→ **REQUIRED ACTION**
The lines you return should be those containing the string "极品热巴", taken from the data below.

→ **DATA IN THIS EXERCISE**
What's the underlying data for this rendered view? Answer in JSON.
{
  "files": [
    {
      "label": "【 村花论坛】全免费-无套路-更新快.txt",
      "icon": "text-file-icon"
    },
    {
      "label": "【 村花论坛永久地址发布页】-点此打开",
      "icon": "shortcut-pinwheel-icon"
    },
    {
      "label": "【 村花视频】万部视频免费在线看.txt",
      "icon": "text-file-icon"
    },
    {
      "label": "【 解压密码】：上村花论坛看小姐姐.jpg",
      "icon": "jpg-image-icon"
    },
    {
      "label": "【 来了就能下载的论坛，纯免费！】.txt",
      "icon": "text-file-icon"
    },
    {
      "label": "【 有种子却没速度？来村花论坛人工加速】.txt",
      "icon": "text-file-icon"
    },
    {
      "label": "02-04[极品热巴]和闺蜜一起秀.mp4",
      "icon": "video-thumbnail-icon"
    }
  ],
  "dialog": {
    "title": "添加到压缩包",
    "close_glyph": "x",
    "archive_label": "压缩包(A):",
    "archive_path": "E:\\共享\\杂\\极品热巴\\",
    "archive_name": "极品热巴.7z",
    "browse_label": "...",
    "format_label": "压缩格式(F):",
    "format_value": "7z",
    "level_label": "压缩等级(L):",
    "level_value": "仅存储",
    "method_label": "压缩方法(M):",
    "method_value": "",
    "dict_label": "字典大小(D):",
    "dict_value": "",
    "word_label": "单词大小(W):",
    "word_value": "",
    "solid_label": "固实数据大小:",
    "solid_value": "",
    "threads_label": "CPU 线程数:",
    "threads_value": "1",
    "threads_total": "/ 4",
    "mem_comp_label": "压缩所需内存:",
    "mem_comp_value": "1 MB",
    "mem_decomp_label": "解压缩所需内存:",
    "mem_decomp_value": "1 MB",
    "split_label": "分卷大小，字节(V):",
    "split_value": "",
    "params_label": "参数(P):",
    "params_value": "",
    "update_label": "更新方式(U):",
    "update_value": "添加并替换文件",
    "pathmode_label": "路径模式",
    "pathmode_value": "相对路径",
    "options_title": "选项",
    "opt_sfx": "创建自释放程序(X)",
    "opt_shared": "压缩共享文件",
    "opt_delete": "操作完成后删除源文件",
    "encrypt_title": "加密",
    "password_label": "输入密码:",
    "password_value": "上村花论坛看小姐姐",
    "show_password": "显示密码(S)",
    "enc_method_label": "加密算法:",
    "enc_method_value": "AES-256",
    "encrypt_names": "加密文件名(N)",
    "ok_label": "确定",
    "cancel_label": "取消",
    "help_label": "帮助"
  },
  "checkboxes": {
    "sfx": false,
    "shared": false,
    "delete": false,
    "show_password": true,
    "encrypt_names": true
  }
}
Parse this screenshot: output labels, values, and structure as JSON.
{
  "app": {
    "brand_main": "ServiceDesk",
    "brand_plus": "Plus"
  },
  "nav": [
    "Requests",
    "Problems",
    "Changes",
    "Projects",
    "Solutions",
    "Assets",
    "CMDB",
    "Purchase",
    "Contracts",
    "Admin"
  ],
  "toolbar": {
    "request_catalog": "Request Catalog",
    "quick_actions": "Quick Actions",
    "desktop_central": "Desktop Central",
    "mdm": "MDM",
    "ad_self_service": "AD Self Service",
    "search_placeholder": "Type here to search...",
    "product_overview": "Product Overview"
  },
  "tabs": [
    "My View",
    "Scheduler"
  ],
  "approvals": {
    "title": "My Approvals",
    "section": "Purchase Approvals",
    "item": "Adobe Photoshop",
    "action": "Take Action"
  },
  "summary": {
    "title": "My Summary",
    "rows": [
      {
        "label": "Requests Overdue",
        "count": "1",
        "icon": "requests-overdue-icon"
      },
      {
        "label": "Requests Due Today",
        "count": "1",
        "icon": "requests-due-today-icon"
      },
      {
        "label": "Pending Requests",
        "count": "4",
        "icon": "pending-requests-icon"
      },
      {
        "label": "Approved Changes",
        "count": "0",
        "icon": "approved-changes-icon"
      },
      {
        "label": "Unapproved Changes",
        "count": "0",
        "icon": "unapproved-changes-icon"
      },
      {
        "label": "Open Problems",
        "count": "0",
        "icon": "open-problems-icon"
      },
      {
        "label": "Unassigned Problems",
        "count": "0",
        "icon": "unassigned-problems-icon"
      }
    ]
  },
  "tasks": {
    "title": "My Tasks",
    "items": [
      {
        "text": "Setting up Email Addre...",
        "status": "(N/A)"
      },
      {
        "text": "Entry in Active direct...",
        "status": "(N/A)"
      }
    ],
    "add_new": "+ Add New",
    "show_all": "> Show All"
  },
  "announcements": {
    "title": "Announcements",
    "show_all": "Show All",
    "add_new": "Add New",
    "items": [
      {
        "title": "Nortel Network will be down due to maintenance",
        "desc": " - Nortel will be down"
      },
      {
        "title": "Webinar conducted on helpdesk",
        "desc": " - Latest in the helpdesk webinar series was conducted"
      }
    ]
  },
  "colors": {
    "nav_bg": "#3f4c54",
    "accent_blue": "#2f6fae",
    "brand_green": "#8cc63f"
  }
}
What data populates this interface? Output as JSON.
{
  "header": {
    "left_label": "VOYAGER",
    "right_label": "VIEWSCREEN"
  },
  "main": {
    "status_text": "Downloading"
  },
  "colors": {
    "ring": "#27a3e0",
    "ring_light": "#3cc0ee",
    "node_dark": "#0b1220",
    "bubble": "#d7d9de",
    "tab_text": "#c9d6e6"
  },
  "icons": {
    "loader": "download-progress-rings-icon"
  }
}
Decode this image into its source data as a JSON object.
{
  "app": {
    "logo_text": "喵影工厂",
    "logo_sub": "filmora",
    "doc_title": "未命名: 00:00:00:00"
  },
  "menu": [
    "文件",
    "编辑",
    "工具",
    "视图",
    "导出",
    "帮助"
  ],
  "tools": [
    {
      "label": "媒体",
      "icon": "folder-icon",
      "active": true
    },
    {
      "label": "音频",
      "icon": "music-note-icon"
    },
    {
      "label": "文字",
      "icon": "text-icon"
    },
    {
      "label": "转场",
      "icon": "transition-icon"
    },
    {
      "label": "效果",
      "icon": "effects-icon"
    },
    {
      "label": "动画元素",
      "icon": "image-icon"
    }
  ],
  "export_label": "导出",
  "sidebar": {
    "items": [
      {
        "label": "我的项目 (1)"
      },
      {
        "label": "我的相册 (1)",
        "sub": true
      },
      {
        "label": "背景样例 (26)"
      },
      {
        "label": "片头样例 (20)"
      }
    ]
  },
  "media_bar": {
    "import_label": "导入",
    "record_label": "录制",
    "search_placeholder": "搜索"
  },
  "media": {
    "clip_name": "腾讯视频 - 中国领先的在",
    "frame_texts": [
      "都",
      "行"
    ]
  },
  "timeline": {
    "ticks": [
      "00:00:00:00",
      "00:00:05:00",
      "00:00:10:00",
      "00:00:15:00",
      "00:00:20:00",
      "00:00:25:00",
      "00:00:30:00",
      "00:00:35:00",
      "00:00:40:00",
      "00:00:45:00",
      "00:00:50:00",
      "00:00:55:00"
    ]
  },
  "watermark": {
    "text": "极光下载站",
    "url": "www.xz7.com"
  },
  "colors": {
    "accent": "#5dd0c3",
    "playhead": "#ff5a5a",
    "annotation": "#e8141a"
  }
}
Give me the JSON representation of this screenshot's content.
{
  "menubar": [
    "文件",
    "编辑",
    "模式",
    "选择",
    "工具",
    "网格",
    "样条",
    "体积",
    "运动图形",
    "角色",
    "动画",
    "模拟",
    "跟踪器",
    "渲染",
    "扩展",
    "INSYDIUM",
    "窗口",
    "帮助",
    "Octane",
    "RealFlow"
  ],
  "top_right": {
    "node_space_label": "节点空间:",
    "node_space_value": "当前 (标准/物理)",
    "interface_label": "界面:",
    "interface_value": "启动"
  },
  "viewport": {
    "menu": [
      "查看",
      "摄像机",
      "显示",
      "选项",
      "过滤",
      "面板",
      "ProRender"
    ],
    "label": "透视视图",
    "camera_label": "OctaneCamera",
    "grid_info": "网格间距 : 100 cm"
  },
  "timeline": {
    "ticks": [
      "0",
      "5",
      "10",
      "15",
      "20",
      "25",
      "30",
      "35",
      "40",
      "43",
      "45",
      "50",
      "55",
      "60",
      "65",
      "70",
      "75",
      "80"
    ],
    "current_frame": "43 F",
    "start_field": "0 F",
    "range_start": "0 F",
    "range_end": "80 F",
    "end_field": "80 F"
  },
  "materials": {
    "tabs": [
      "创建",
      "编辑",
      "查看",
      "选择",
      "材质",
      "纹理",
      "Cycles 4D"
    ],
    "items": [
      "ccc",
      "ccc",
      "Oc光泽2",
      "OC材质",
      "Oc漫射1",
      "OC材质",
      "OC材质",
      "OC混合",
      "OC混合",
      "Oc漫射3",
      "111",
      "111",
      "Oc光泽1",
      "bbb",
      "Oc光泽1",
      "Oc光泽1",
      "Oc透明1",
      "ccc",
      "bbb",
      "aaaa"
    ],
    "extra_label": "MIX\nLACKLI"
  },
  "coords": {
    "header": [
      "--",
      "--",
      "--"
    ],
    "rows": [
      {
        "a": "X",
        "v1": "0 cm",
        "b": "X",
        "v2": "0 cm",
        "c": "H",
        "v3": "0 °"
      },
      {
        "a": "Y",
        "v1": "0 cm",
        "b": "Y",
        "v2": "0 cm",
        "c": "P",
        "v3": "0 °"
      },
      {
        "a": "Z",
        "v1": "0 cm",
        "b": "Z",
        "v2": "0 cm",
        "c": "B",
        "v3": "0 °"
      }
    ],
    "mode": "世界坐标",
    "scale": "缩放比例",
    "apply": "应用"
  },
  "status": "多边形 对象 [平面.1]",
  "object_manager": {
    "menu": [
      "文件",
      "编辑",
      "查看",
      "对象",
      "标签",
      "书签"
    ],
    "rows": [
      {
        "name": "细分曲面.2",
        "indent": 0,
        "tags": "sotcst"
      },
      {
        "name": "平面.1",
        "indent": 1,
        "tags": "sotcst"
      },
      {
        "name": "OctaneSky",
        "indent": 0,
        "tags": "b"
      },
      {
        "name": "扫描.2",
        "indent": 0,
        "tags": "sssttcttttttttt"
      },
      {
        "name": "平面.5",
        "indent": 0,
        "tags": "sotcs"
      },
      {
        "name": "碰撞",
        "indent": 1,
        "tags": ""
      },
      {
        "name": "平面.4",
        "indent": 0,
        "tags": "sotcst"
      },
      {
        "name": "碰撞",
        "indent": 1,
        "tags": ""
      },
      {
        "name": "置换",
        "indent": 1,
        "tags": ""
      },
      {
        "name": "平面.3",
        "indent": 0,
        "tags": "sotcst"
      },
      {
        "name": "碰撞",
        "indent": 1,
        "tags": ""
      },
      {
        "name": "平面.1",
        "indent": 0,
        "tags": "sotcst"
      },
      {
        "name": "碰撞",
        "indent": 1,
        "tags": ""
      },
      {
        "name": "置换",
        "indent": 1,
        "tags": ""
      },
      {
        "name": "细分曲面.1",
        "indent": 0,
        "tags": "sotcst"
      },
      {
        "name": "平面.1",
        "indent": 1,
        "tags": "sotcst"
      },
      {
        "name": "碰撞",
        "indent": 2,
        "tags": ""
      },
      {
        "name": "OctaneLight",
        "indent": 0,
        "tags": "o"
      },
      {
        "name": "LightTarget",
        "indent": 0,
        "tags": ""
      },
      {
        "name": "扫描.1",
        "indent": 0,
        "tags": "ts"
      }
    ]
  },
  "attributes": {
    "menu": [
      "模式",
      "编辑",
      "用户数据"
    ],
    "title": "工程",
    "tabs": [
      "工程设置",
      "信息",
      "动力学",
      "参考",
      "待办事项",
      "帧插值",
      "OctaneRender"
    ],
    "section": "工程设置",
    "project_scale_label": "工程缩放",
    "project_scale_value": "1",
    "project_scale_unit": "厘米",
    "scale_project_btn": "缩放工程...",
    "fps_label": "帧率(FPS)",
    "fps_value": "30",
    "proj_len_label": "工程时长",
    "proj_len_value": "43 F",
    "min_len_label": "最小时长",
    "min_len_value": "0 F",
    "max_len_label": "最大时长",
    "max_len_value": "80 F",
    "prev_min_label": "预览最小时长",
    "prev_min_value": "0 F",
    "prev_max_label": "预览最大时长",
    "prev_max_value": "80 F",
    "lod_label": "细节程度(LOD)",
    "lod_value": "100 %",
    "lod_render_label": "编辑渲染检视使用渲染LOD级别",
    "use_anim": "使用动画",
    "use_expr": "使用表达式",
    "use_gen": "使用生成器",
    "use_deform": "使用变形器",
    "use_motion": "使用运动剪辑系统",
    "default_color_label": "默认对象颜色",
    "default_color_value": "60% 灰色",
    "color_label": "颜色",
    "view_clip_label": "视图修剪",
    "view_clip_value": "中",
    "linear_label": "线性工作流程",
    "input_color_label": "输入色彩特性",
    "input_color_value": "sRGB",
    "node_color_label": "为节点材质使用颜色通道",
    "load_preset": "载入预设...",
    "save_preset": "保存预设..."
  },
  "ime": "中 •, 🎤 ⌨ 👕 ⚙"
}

→ **ANSWER TO THIS TASK**
      "label": "02-04[极品热巴]和闺蜜一起秀.mp4",
    "archive_path": "E:\\共享\\杂\\极品热巴\\",
    "archive_name": "极品热巴.7z",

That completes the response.